Previous studies have shown that leptin stimulates sympathetic nervous system; heart rate variability (HRV) is a widely used technique for assessing the sympathovagal balance at the cardiac level. The aim of our study was to investigate a possible relationship between plasma leptin levels and the autonomic regulation using spectral analysis of HRV. In 120 healthy nonobese subjects the plasma leptin concentration was determined, and HRV was recorded at baseline and during tilt. All subjects were categorized in quartiles of plasma leptin concentration. Analysis of data showed a significant increase in body mass index, body fat, fasting plasma insulin, triglyceride concentration, and homeostatic model assessment values throughout the different quartiles of plasma leptin concentration. Concerning cardiovascular parameters, heart rate, arterial blood pressures, and RR intervals were not significantly different among the quartiles. Total power and high frequency (HF) in normalized units were significantly decreased, whereas low frequency (LF) normalized units was progressively increased from the first to the fourth quartile. Thus, the LF/HF ratio rose gradually and significantly from the lowest to the highest quartile. Such results were independent of the body fat estimate (P <0.03 for the trend). The change in the LF/HF ratio was significantly enhanced during tilt (P <0.001 vs. rest values for all quartiles); the effect was stronger in subjects in the fourth quartile of plasma leptin concentration (P <0.005 for the trend). The latter parameter was also independent of body fat content and distribution (P 0.01). Our study shows that increasing fasting plasma leptin concentrations are associated with a shift of the sympathovagai balance toward a progressive increase in sympathetic activation and an increased response to orthostatic stimulus in nonobese subjects with different body fat contents.
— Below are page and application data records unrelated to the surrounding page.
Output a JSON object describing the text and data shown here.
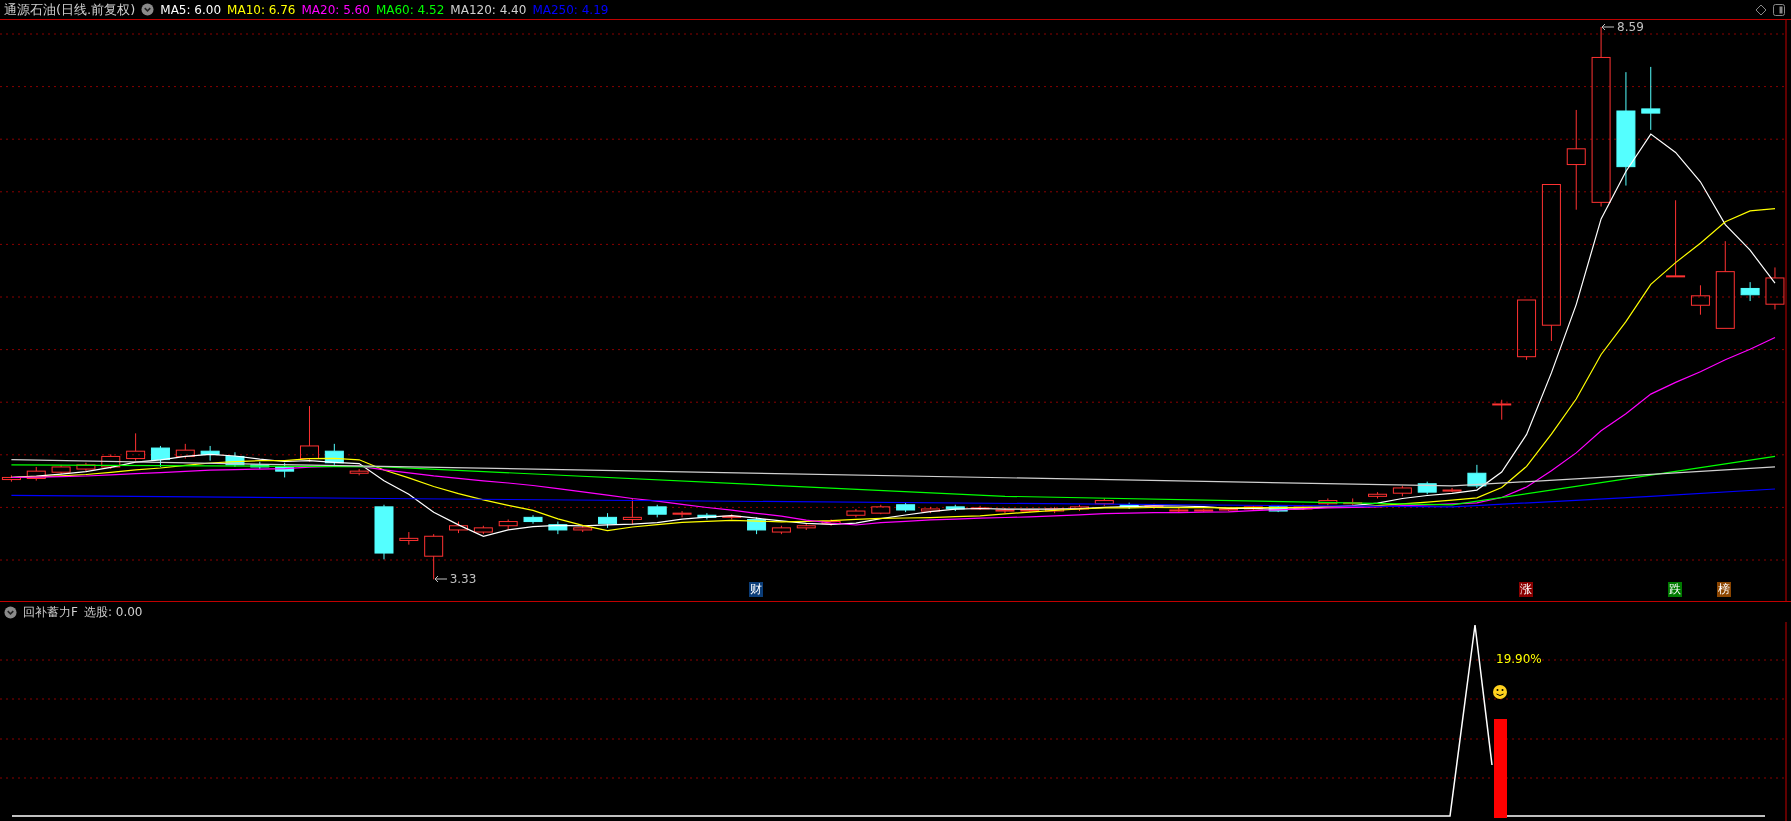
{
  "header": {
    "title": "通源石油(日线.前复权)",
    "ma_legend": [
      {
        "label": "MA5: 6.00",
        "color": "#ffffff"
      },
      {
        "label": "MA10: 6.76",
        "color": "#ffff00"
      },
      {
        "label": "MA20: 5.60",
        "color": "#ff00ff"
      },
      {
        "label": "MA60: 4.52",
        "color": "#00ff00"
      },
      {
        "label": "MA120: 4.40",
        "color": "#d0d0d0"
      },
      {
        "label": "MA250: 4.19",
        "color": "#0000ff"
      }
    ]
  },
  "main_chart": {
    "high_label": "8.59",
    "low_label": "3.33",
    "events": [
      {
        "label": "财",
        "color": "#0b3d78"
      },
      {
        "label": "涨",
        "color": "#8b0000"
      },
      {
        "label": "跌",
        "color": "#007a00"
      },
      {
        "label": "榜",
        "color": "#8b4500"
      }
    ]
  },
  "indicator": {
    "name": "回补蓄力F",
    "reading": "选股: 0.00",
    "value_label": "19.90%"
  }
}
ASJC Scopus subject areas
- Endocrinology, Diabetes and Metabolism